Santa Monica
Traditional Reporting for A Digital Age

Santa Monica Real Estate Company, Roque and Mark
2802 Santa Monica Blvd.
Santa Monica, CA 90404

Home Special Reports Archive Links The City Commerce About Contacts Editor Send PR

Douglas Aircraft Subject of Santa Monica Conservancy Talk Next Month


Bob KronovetrealtyWe Love Property Management Headaches!

SMTT tourism and economy

Harding Larmore Kutcher & Kozal, LLP  law firm
Harding, Larmore
Kutcher & Kozal, LLP

By Jorge Casuso

June 27, 2018 -- Not only did Douglas Aircraft have a decisive impact on commercial passenger airlines with it's fabled DC-3, the Santa Monica-based company also left an indelible mark on the city where its airplanes were built.

Next month the Santa Monica Conservancy will present "Douglas Aircraft Impacts Air & Travel in Santa Monica," a talk by aviation artist, author and historian Mike Machat that will explore "Douglas’ long and influential imprint on Santa Monica."

The presentation will take place Sunday, July 22, from 7 to 8:30 p.m.
at the historic landmark Rapp Saloon, 1438 Second Street.

Douglas aircraft
Early Douglas aircraft (Photo Courtesy Mike Machat)

"In 1920, 17 years after the Wright brothers first flew, Donald W. Douglas founded his aircraft manufacturing empire in Santa Monica, creating a huge impact worldwide and locally," Conservancy officials said.

Santa Monica Airport -- which is scheduled to shut down in 2028 under an agreement between the City and the Federal Aviation Administration (FAA) -- played a critical role in Douglas' development.
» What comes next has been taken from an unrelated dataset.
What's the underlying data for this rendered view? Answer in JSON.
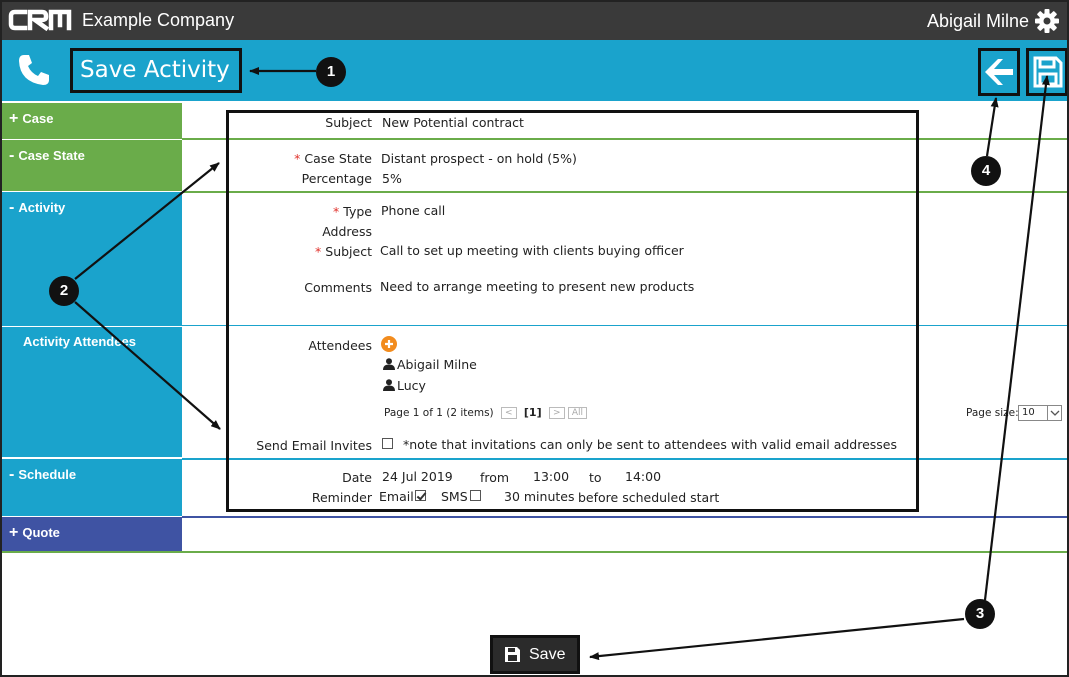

"In 1929, Santa Monica Airport was used exclusively for the testing and flying of the company’s production aircraft, including the iconic DC-3 and C-47, as well as other early airliners and military aircraft," organizers said.

During the Great Depression, Douglas was responsible for expanding and maintaining Santa Monica's economy by employing thousands of workers to produce the DC-3.

The streamlined aircraft became the first commercial air transport to make a profit based solely on sales of passenger tickets, with more than 16,000 DC-3 type aircraft produced by Douglas in the the U.S., as well as by Japanese and Soviet manufacturers.

During World War II, Douglas remained the beach city's largest employer, with its ranks swelling to 44,000 employees working around the clock.

"As a result, thousands of new homes were built, creating new neighborhoods," Conservancy officials said.

Machat has deep ties with the legendary aircraft manufacturer, having been hired by McDonnell Douglas as a technical illustrator in 1977 and working on a long line of Douglas commercial aircraft, Conservancy officials said.

Tickets for the lecture are $10 for Conservancy members and $15 for the public. Since space is limited, the Conservancy advises that tickets be bought in advance.

Registration is available online. Checks can be mailed to Santa Monica Conservancy, P.O. Box 653, Santa Monica, CA 90406-0653. The name of the ticket buyer, email, address and the number of tickets being purchaes should be included along with the event.

For more information click here


Back to Lookout News copyrightCopyright 1999-2018 All Rights Reserved. EMAIL Disclosures